Frustrated with the performance of conventional feeding bottles when an inadequate milk supply forced her to supplement her breast feeding with a bottle after the birth of her first child, Priska Diaz set about designing a better baby bottle. Unlike conventional bottles that rely on air vents, gravity and nipples that are generally slimmer and more flexible than a mother's nipple, Diaz designed an air-free bottle to mimic a nursing mother's breast.

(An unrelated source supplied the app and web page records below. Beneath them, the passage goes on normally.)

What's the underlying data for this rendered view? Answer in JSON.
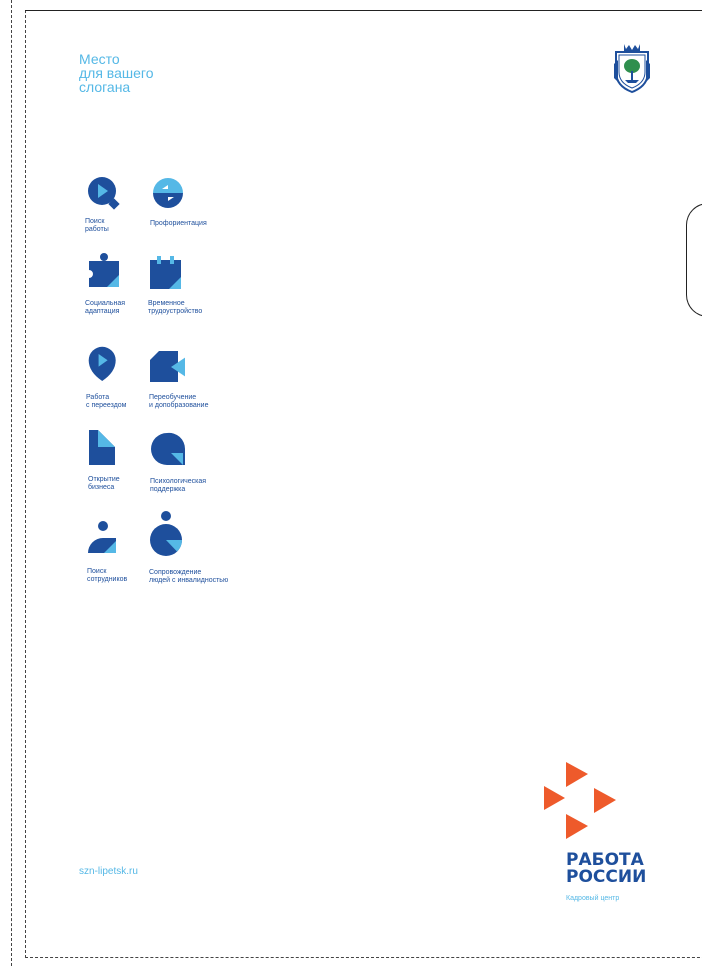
{
  "slogan": {
    "line1": "Место",
    "line2": "для вашего",
    "line3": "слогана"
  },
  "services": [
    {
      "icon": "search-play-icon",
      "line1": "Поиск",
      "line2": "работы"
    },
    {
      "icon": "cycle-arrows-icon",
      "line1": "Профориентация",
      "line2": ""
    },
    {
      "icon": "puzzle-icon",
      "line1": "Социальная",
      "line2": "адаптация"
    },
    {
      "icon": "calendar-icon",
      "line1": "Временное",
      "line2": "трудоустройство"
    },
    {
      "icon": "location-pin-icon",
      "line1": "Работа",
      "line2": "с переездом"
    },
    {
      "icon": "video-camera-icon",
      "line1": "Переобучение",
      "line2": "и допобразование"
    },
    {
      "icon": "document-icon",
      "line1": "Открытие",
      "line2": "бизнеса"
    },
    {
      "icon": "speech-bubble-icon",
      "line1": "Психологическая",
      "line2": "поддержка"
    },
    {
      "icon": "person-icon",
      "line1": "Поиск",
      "line2": "сотрудников"
    },
    {
      "icon": "person-support-icon",
      "line1": "Сопровождение",
      "line2": "людей с инвалидностью"
    }
  ],
  "website": "szn-lipetsk.ru",
  "brand": {
    "title_line1": "РАБОТА",
    "title_line2": "РОССИИ",
    "subtitle": "Кадровый центр"
  },
  "colors": {
    "dark_blue": "#1e4f9c",
    "light_blue": "#55b8e6",
    "orange": "#ee5a2b"
  }
}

Air-plugThe keys to the BARE baby bottle are two patented technologies developed by Diaz. The first is a syringe-like air-plug piston inserted into the bottom of the bottle - which is actually more like an open-ended shaft - that allows mom (or dad) to expel extra air from the bottle before feeding. This air-plug is powered by suction and moves towards the top of the milk chamber as baby sucks down the milk. This results in a milk chamber that is kept 100 percent air-free to reduce air ingestion that causes gas and colic. Diaz says the air-free chamber also helps reduce the chance of milk oxidation and helps maintain milk nutrients that are normally lost when milk comes into contact with air.
Perfe-latch nippleThe second patented technology is the "perfe-latch" nipple that is made from silicone and is designed to mimic the softness and shape of a mother's areola. To promote a proper latching technique, the nipple tip is able to extend up to twice its length upon suction, while five angled orifices are designed to dispense milk only upon suction. This allows the baby the baby's sucking strength to control the flow of the milk in the same way as a mother's breast and negates the need for different nipple stages as the baby grows. It also also minimizes the baby's backwash from entering the bottle, to help keep the milk fresh and slow bacteria growth.
And unlike gravity-fed baby bottles, the BARE bottle allows infants to feed in any position and hold the bottle at any angle. Diaz says this better supports the development of self-feeding, proper posture and faster and more successful weaning. This is because the infant doesn't need to turn the bottle upside down, which can result in laying down when they move onto self-feeding and showering themselves with liquid when they eventually move onto drinking from cups.
Diaz has started a company, Bittylab, and plans to have BARE in major retailers in January 2012. She has also put the bottle on Kickstarter, where pre-orders can be placed for the first production batch at US$15 each to be delivered by December 2011, following lab and clinical trials and consumer testing.
UPDATE 27/12/2011: A pre-production prototype (which you can see in the video below) has now been produced, but the release of BARE air-free baby bottles has been delayed until summer 2012.